Skip to main content

Podcast Review: Microsoft Dynamics AX SMBs consider the right path forward

by Eamon McCarthy Earls
Assistant Editor,

Many small and medium businesses running older Microsoft Dynamics AX systems are finding themselves in an unfamiliar ERP landscape, at risk of being left-behind by the industry. These "AXSMBs", often need enterprise-level functionality, but only have SMB-level budgets.

That dichotomy between budget and business complexity leaves these businesses in a perilous situation, sometimes for years. They selected AX for its strengths in complex finance, manufacturing, and distribution scenarios, ruling out more typical – and more affordable – SMB solutions with lesser capabilities. After an expensive deployment, often with customizations, these companies tend to avoid costly updates and upgrades. While averting more spending may seem smart in the short term, many find it is an approach that accrues its own costs in terms of lost opportunities to further improve efficiency and in mounting technical debt.

In a new episode of the MSDW podcast we hear from two Dynamics AX customers who find themselves in the challenging position of plotting a course forward from their AX 2009 systems. As "Dynamics AX to 365 Upgrade Journeys" series co-host Peter Joeckel of TurnOnDynamics noted in this episode, companies like those represented by the guests, Chris George of Smith Pump Co. and TJ Phelps of ALT Fabrication, are in a difficult situation today based on decisions made over a decade or more:

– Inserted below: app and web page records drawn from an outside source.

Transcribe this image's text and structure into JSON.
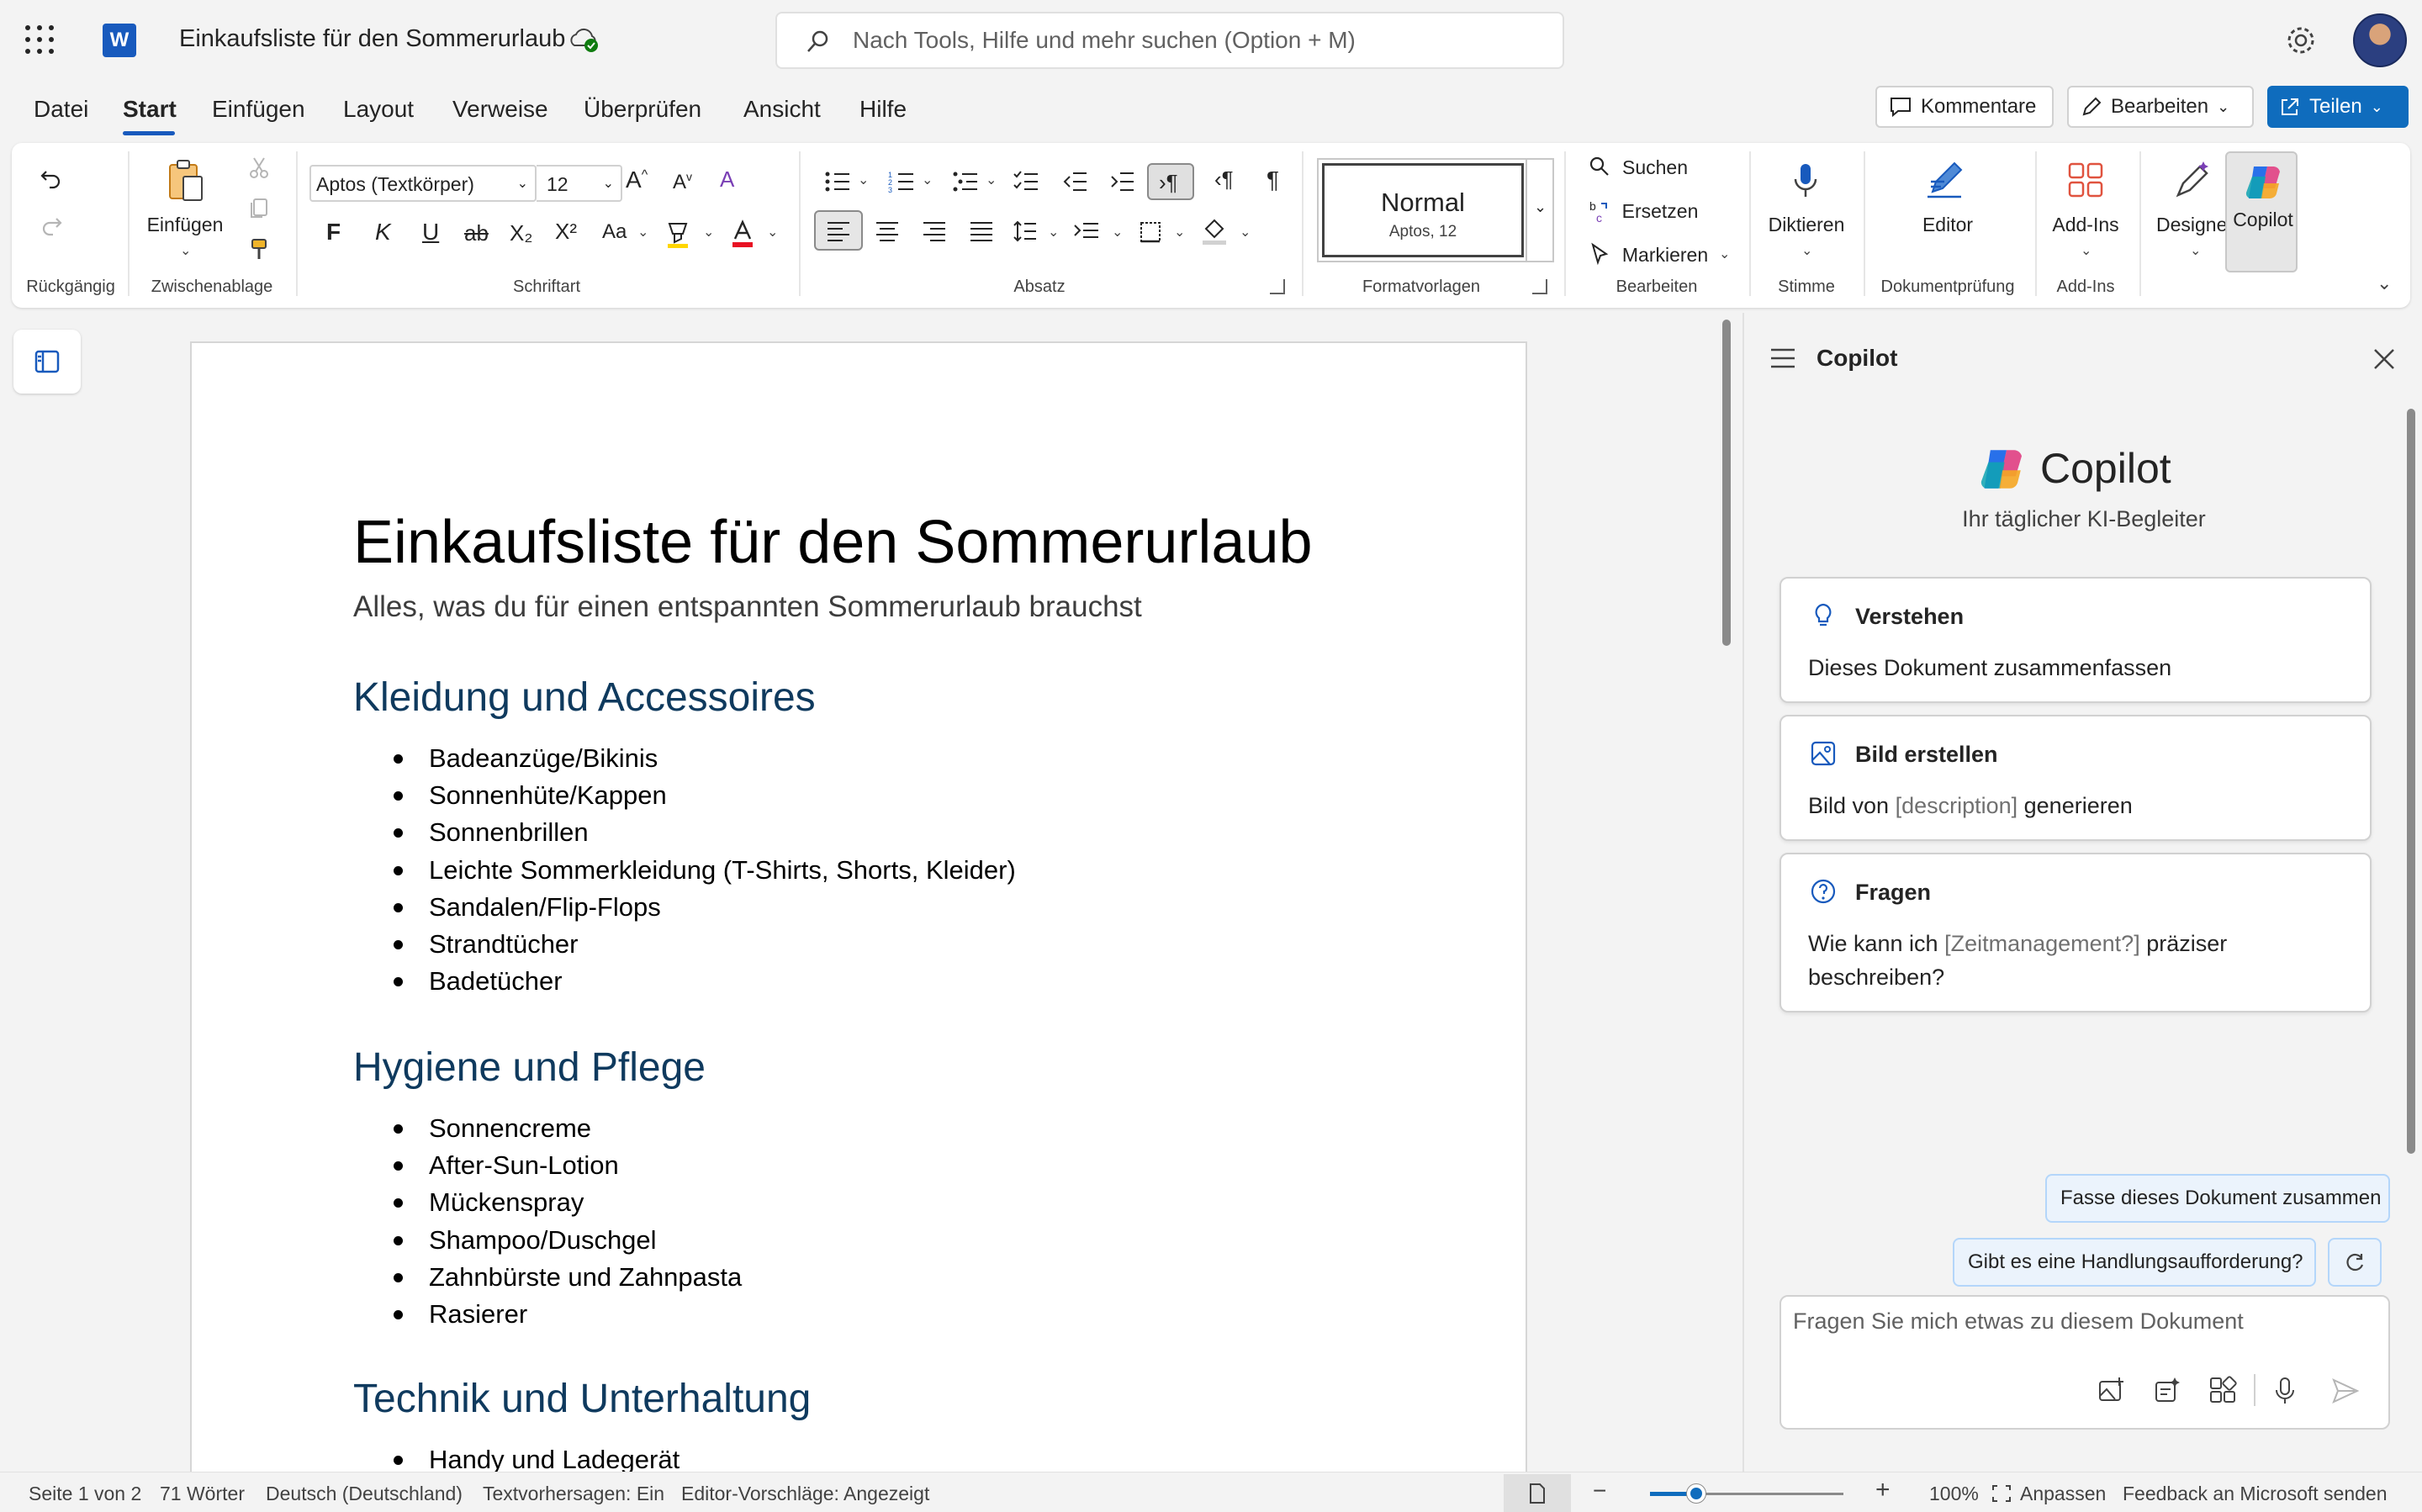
{
  "titlebar": {
    "app_icon": "word-logo-icon",
    "doc_title": "Einkaufsliste für den Sommerurlaub",
    "search_placeholder": "Nach Tools, Hilfe und mehr suchen (Option + M)"
  },
  "menu": {
    "tabs": [
      "Datei",
      "Start",
      "Einfügen",
      "Layout",
      "Verweise",
      "Überprüfen",
      "Ansicht",
      "Hilfe"
    ],
    "active_tab": "Start",
    "comments_label": "Kommentare",
    "edit_label": "Bearbeiten",
    "share_label": "Teilen"
  },
  "ribbon": {
    "undo_group": "Rückgängig",
    "clipboard": {
      "paste_label": "Einfügen",
      "group": "Zwischenablage"
    },
    "font": {
      "family": "Aptos (Textkörper)",
      "size": "12",
      "group": "Schriftart",
      "bold": "F",
      "italic": "K",
      "underline": "U",
      "strike": "ab",
      "sub": "X₂",
      "sup": "X²"
    },
    "paragraph": {
      "group": "Absatz"
    },
    "styles": {
      "current": "Normal",
      "current_sub": "Aptos, 12",
      "group": "Formatvorlagen"
    },
    "editing": {
      "find": "Suchen",
      "replace": "Ersetzen",
      "select": "Markieren",
      "group": "Bearbeiten"
    },
    "voice": {
      "dictate": "Diktieren",
      "group": "Stimme"
    },
    "proofing": {
      "editor": "Editor",
      "group": "Dokumentprüfung"
    },
    "addins": {
      "label": "Add-Ins",
      "group": "Add-Ins"
    },
    "designer": "Designer",
    "copilot": "Copilot",
    "accent_color": "#185abd"
  },
  "document": {
    "title": "Einkaufsliste für den Sommerurlaub",
    "subtitle": "Alles, was du für einen entspannten Sommerurlaub brauchst",
    "sections": [
      {
        "heading": "Kleidung und Accessoires",
        "items": [
          "Badeanzüge/Bikinis",
          "Sonnenhüte/Kappen",
          "Sonnenbrillen",
          "Leichte Sommerkleidung (T-Shirts, Shorts, Kleider)",
          "Sandalen/Flip-Flops",
          "Strandtücher",
          "Badetücher"
        ]
      },
      {
        "heading": "Hygiene und Pflege",
        "items": [
          "Sonnencreme",
          "After-Sun-Lotion",
          "Mückenspray",
          "Shampoo/Duschgel",
          "Zahnbürste und Zahnpasta",
          "Rasierer"
        ]
      },
      {
        "heading": "Technik und Unterhaltung",
        "items": [
          "Handy und Ladegerät"
        ]
      }
    ],
    "heading_color": "#0f3a5e"
  },
  "copilot": {
    "pane_title": "Copilot",
    "brand": "Copilot",
    "tagline": "Ihr täglicher KI-Begleiter",
    "cards": [
      {
        "icon": "lightbulb-icon",
        "title": "Verstehen",
        "text": "Dieses Dokument zusammenfassen"
      },
      {
        "icon": "image-icon",
        "title": "Bild erstellen",
        "text_pre": "Bild von ",
        "placeholder": "[description]",
        "text_post": " generieren"
      },
      {
        "icon": "question-icon",
        "title": "Fragen",
        "text_pre": "Wie kann ich ",
        "placeholder": "[Zeitmanagement?]",
        "text_post": " präziser beschreiben?"
      }
    ],
    "suggestions": [
      "Fasse dieses Dokument zusammen",
      "Gibt es eine Handlungsaufforderung?"
    ],
    "input_placeholder": "Fragen Sie mich etwas zu diesem Dokument"
  },
  "statusbar": {
    "page": "Seite 1 von 2",
    "words": "71 Wörter",
    "language": "Deutsch (Deutschland)",
    "predictions": "Textvorhersagen: Ein",
    "editor_suggestions": "Editor-Vorschläge: Angezeigt",
    "zoom": "100%",
    "fit": "Anpassen",
    "feedback": "Feedback an Microsoft senden"
  }
}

They wanted to get Great Plains from a cost and complexity standpoint. [Typically when companies start they] torture QuickBooks, move to an SMB platform like Great Plains and then to an enterprise level system like AX. If we install this SMB level package, we're going to miss crucial functionality that's going to hamper us on things where we need to grow. [We then opt for] an enterprise level system for functionality. [However, we don't have] the resources a bigger company has as far as moving the software forward, where the costs of going to where they are currently to D365 can be prohibitive.

It's a catch-22, the software that meets it from a cost and resource standpoint is probably more than you want to chew off at any point. What makes it more challenging is if they went this way for functional requirements, they will be heavily modified or have [complex] requirements. From upgrades, we know how expensive these projects are.

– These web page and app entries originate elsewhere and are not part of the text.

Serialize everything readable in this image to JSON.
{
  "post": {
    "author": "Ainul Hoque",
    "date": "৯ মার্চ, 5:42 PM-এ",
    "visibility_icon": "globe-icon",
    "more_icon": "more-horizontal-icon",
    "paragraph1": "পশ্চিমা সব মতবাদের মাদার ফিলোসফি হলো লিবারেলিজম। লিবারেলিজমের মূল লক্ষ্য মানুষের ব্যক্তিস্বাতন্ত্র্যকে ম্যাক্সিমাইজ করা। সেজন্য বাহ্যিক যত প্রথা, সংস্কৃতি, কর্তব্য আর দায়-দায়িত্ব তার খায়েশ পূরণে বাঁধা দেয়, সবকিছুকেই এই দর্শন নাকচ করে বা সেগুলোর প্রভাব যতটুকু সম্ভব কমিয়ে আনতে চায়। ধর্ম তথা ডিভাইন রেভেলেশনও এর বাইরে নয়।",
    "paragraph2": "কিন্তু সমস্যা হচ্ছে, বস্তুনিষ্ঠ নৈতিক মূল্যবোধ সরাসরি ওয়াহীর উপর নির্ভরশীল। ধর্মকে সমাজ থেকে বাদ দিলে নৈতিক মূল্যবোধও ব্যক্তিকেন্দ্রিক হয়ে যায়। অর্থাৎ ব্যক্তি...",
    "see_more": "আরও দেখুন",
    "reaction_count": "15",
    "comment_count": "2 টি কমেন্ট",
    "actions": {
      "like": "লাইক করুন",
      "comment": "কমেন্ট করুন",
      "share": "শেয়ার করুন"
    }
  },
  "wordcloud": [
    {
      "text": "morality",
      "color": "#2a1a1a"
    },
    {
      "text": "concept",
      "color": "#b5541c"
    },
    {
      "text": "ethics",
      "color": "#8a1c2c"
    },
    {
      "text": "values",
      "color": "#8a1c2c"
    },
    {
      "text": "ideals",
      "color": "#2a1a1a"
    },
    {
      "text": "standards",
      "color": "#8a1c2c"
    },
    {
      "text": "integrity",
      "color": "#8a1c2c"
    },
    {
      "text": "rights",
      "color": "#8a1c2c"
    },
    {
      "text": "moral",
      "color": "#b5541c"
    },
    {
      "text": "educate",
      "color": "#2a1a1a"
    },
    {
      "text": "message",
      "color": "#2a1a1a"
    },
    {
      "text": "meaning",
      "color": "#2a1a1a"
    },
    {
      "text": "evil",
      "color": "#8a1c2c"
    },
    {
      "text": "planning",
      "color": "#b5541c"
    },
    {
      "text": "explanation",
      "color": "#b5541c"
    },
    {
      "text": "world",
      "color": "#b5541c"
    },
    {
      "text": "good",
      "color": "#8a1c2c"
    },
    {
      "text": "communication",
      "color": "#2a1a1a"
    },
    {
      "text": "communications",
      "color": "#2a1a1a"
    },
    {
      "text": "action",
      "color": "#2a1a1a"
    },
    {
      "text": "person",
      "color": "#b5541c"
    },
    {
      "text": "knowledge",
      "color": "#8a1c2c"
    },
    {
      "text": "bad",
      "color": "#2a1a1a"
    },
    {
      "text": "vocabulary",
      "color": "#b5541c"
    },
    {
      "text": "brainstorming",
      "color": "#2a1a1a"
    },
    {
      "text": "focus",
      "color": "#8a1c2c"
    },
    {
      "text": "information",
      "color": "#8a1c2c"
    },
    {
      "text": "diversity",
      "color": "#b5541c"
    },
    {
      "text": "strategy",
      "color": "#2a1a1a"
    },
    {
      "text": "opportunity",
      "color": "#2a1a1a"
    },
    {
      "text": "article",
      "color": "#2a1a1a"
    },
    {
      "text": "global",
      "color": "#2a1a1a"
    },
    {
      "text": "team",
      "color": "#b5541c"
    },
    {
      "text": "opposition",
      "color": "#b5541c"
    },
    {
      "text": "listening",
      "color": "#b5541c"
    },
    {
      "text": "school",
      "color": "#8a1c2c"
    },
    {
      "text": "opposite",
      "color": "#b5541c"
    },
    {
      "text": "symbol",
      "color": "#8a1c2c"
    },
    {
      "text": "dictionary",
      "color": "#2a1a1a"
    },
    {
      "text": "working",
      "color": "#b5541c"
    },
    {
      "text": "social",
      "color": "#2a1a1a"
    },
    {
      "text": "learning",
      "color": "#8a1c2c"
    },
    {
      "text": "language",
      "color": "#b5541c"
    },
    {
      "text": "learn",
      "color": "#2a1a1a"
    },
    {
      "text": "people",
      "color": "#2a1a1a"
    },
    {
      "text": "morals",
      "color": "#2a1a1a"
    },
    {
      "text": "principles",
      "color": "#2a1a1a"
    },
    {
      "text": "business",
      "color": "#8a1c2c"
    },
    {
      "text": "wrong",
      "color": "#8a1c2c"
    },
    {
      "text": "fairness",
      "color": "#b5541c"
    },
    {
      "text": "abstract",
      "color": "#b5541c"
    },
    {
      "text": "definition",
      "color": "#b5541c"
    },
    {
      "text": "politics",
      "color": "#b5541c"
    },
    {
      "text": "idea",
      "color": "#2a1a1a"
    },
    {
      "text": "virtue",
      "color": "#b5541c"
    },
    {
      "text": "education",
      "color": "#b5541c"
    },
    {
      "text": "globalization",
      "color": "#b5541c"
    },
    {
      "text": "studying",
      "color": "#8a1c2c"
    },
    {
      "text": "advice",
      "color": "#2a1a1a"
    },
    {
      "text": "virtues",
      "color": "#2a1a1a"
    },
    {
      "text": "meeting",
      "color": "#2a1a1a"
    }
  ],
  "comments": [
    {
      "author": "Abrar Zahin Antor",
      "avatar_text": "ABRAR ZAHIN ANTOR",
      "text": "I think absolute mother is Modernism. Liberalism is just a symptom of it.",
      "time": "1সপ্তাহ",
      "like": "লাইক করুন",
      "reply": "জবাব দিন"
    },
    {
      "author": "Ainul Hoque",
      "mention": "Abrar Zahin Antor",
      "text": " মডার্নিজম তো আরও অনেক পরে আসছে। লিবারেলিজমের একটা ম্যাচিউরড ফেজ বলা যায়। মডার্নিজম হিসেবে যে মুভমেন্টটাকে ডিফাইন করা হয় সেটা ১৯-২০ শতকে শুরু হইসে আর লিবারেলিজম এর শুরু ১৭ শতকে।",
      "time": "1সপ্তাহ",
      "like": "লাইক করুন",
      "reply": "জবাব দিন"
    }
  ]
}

Phelps explained that his company is big enough to have the software but not large enough to dedicate many resources to it. ALT Fabrication makes components for the cell tower industry, with a sister company that helps to install these products. He explained a bit about his company's long history with AX:

When we started, we were on AX 3 when it was with Navision. Then we made the jump to AX 2009, which was a great improvement. Now we're sort of maxed out on AX 2009 and needing to go 2012 or D365. We're rehashing these same issues over again.

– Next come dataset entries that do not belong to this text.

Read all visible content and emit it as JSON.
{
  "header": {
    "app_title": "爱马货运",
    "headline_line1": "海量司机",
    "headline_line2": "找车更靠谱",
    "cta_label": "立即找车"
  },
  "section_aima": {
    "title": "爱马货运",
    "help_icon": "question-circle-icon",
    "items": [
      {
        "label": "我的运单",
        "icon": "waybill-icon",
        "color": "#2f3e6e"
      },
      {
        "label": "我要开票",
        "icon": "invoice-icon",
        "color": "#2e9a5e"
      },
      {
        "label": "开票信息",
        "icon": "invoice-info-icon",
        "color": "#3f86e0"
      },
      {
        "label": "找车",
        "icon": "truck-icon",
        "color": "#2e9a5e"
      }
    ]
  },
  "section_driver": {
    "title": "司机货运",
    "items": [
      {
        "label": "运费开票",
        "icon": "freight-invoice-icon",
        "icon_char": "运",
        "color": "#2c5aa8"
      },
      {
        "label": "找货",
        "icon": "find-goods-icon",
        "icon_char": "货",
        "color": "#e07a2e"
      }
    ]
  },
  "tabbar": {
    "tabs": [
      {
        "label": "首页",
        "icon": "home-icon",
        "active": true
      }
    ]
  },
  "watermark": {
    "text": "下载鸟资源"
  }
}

Smith Pump, which produces wastewater treatment and lift station components, faced similar but perhaps even more complicated challenges. The company's operations, including custom engineering, installation, and repair are particularly difficult to automate, and over the years its AX 2009 deployment became heavily customized. According to Joeckel:

One of the things I see a lot in the mid-market manufacturing space is a lot of core manufacturing and distribution functionality that never got implemented correctly. One of the big reasons is a lot of the mid-market guys implementing software are from accounting world, not so good on inventory and manufacturing.

George explained that Smith Pump was interested in new capabilities available in Dynamics 365, but when they sought out quotes from two different partners they were shocked to find estimates two and a half times greater than their original system. "As a small business we really can't sink half a million dollars into a project like this. It was quite a sticker shock," he said.

One of ALT's biggest issues is that they have maxed out their licenses. Phelps was more supportive of customizations but added that it is important to look into built-in features first. George agreed that, in retrospect, Smith Pump might have benefited from going with third-party add-ons rather than customizations.

Automation and the way forward

FREE Membership Required to View Full Content:

Joining gives you free, unlimited access to news, analysis, white papers, case studies, product brochures, and more. You can also receive periodic email newsletters with the latest relevant articles and content updates.
Learn more about us here

About Eamon McCarthy Earls

As the assistant editor at, Eamon helps to oversee editorial content on the site and supports site management and strategy. He can be reached at

Before joining, Eamon was editor for at TechTarget, where he covered networking technology, IoT, and cybersecurity. He is also the author of multiple books and previously contributed to publications such as the Boston Globe, Milford Daily News, and DefenceWeb.